Find and copy each line of the data that includes "Feedback".

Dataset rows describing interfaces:
____

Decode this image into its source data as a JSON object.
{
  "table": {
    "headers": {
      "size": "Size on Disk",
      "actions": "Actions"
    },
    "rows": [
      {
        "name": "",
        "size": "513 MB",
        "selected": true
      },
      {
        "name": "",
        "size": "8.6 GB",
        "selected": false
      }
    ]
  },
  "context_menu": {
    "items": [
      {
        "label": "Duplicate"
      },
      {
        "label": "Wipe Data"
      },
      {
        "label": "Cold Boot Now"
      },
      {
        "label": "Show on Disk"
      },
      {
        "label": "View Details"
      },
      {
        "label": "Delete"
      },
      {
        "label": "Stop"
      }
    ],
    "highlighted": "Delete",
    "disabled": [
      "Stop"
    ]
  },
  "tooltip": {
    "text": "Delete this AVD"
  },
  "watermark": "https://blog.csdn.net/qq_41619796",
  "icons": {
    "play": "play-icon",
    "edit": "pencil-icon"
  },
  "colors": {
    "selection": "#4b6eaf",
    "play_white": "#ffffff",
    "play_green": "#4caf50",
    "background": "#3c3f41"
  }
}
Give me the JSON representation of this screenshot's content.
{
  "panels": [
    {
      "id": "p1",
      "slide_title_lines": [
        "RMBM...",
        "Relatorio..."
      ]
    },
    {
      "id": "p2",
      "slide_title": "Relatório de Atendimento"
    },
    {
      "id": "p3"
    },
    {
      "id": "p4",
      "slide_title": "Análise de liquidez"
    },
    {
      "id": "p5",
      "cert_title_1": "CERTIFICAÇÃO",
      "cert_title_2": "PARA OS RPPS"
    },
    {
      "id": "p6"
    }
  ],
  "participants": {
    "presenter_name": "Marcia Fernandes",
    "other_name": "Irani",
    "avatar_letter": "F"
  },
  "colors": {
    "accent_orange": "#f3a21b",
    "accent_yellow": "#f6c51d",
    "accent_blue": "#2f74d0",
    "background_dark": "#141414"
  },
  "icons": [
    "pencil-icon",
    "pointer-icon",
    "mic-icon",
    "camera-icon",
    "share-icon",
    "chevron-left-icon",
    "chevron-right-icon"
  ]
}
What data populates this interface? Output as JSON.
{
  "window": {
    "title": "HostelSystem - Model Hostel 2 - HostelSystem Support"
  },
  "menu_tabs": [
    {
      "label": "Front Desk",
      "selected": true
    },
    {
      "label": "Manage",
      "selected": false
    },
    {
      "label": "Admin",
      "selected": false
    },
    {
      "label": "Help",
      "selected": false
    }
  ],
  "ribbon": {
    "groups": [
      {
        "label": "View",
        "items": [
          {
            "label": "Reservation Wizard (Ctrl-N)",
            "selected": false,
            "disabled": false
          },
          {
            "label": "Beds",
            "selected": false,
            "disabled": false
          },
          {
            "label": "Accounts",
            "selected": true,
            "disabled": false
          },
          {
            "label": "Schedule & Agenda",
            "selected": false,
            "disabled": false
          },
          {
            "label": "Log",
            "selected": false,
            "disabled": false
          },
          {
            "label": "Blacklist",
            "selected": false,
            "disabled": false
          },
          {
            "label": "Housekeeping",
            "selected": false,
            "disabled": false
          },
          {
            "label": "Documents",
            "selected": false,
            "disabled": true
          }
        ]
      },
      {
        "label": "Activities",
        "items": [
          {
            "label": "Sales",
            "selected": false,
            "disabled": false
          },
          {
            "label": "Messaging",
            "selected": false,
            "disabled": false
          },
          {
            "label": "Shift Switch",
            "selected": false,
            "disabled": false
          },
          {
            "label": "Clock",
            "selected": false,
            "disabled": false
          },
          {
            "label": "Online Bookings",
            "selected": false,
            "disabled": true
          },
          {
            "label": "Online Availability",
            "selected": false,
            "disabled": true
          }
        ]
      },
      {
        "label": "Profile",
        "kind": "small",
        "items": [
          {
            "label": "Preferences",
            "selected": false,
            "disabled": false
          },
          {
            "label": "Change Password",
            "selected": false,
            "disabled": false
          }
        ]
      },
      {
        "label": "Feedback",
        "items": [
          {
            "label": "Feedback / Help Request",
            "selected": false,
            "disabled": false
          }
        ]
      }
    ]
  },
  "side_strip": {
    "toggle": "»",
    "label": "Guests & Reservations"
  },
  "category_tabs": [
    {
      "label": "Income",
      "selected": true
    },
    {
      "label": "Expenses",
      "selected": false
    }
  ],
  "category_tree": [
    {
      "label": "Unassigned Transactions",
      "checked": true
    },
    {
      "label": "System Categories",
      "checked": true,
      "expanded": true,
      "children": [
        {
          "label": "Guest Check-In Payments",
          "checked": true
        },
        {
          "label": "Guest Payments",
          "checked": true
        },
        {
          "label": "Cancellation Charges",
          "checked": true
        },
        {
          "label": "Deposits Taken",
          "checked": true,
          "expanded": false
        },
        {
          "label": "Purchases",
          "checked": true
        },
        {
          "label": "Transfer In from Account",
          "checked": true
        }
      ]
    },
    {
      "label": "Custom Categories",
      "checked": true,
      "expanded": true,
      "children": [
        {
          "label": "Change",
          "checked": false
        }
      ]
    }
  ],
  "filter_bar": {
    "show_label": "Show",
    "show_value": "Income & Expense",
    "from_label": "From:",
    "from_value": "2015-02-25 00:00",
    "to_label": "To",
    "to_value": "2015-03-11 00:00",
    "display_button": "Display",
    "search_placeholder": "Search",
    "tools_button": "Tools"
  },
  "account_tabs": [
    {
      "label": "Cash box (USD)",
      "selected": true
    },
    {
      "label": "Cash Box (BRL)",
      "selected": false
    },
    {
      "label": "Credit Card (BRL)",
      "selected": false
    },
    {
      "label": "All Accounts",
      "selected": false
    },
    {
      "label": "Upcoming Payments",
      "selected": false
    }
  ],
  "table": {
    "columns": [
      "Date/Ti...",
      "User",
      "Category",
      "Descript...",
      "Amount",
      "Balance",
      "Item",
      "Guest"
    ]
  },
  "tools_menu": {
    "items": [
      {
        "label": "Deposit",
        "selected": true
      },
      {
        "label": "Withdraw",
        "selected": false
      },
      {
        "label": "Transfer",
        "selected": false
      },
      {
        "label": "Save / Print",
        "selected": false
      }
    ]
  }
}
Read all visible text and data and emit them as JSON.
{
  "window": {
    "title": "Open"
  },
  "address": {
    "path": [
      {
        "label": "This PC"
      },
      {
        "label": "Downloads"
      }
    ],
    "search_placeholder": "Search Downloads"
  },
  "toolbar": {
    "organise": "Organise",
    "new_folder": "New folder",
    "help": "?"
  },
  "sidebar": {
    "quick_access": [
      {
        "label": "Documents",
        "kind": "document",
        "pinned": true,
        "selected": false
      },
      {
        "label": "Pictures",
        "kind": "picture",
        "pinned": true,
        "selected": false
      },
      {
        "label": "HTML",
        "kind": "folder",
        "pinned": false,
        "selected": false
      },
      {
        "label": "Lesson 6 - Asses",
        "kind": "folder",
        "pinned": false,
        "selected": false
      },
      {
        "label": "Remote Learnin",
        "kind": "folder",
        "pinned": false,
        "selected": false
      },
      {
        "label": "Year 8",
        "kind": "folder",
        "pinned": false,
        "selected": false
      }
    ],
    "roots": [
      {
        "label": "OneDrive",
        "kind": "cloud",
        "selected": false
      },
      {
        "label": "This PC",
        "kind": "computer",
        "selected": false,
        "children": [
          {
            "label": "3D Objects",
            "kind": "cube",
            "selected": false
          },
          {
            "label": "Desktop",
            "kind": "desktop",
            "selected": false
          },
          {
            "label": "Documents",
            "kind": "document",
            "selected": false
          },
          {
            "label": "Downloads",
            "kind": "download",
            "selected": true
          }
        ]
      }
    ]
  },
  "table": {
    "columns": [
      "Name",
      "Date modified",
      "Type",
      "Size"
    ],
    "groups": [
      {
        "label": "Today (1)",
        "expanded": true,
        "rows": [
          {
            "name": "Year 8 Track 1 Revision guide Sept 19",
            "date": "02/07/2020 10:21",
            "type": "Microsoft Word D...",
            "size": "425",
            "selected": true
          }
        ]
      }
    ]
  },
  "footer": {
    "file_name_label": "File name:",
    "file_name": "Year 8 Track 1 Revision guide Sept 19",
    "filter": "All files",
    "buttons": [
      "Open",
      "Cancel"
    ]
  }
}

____

REPLY TO THE EXERCISE:
        "label": "Feedback",
            "label": "Feedback / Help Request",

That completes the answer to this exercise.